"This could be the turnaround we've been waiting to see for a long time," said Jonathan Gold, vice president for supply chain and customs policy with the NRF. "There's not enough data yet to establish a clear trend, but we're hopeful that this is a sign of recovery."

U.S. ports surveyed handled 1.14 million twenty-foot equivalent units (TEUs) in September, the most recent month for which actual numbers are available. That was down 3 percent from August and 16 percent from September 2008, marking the 27th month in a row to see a year-over-year decline. One TEU is one 20-foot container or its equivalent.

Volume for October, traditionally the peak month of the year, was estimated at 1.17 million TEU, down 15 percent from last year. November is forecast at 1.09 million TEU, down 11 percent from last year; December, at 1.06 million TEU, flat compared with last year; and January 2010 is forecast at 1.03 million TEU, down 3 percent.

The January figure would mark the 31st month of year-over-year declines, but the trend is forecast to be broken in February, when cargo is expected to total 973,872 TEU. The figure is below the 1 million mark because February is the slowest month of the year, but it would represent a 16 percent increase over February 2009. March 2010 is forecast at 1.02 million, a 5 percent increase over March 2009.

The report now expects 2009 to end with a total volume of 12.7 million TEU, a drop of 16.8 percent from last year's 15.2 million TEU and the lowest since the 12.47 million TEU imported in 2003.

"The second half of 2009 has continued to see declines from 2008's levels, but not as large as we saw during the first half of this year," said Paul Bingham, an economist with IHS Global Insight. "These 'less bad' numbers are evidence that the industry is seeing early signs of recovery."

All U.S. ports covered by Port Tracker — Los Angeles/Long Beach, Oakland, Seattle and Tacoma on the West Coast; New York/New Jersey, Hampton Roads, Charleston and Savannah on the East Coast, and Houston on the Gulf Coast — are rated "low" for congestion, the same as last month.

Port Tracker, which is produced by the economic research, forecasting and analysis firm IHS Global Insight for NRF, looks at inbound container volume, the availability of trucks and railroad cars to move cargo out of the ports, labor conditions and other factors that affect cargo movement and congestion.

The report is free to NRF retail members.

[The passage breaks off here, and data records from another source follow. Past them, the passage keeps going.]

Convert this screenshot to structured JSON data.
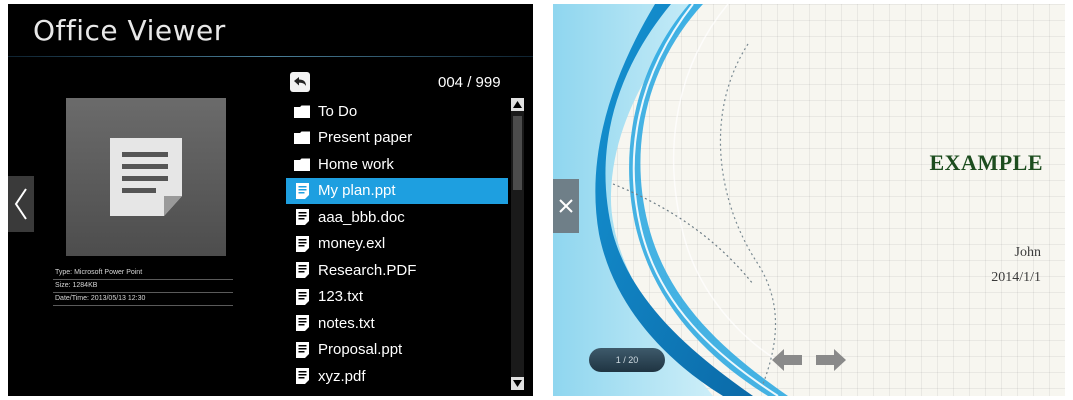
{
  "viewer": {
    "title": "Office Viewer",
    "page_counter": "004 / 999",
    "file_info": [
      "Type: Microsoft Power Point",
      "Size: 1284KB",
      "Date/Time: 2013/05/13 12:30"
    ],
    "files": [
      {
        "name": "To Do",
        "icon": "folder-icon",
        "selected": false
      },
      {
        "name": "Present paper",
        "icon": "folder-icon",
        "selected": false
      },
      {
        "name": "Home work",
        "icon": "folder-icon",
        "selected": false
      },
      {
        "name": "My plan.ppt",
        "icon": "document-icon",
        "selected": true
      },
      {
        "name": "aaa_bbb.doc",
        "icon": "document-icon",
        "selected": false
      },
      {
        "name": "money.exl",
        "icon": "document-icon",
        "selected": false
      },
      {
        "name": "Research.PDF",
        "icon": "document-icon",
        "selected": false
      },
      {
        "name": "123.txt",
        "icon": "document-icon",
        "selected": false
      },
      {
        "name": "notes.txt",
        "icon": "document-icon",
        "selected": false
      },
      {
        "name": "Proposal.ppt",
        "icon": "document-icon",
        "selected": false
      },
      {
        "name": "xyz.pdf",
        "icon": "document-icon",
        "selected": false
      }
    ],
    "colors": {
      "background": "#000000",
      "selection": "#1e9fe0"
    }
  },
  "slide": {
    "title": "Example",
    "author": "John",
    "date": "2014/1/1",
    "pager": "1 / 20",
    "colors": {
      "title": "#1d4d1f",
      "swoosh": "#1b8fcf"
    }
  }
}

Subscription information is available at or by calling (202) 783-7971. Non-NRF members can contact IHS Global Insight Director of Business Development Diana Wyman at (202) 481-9265.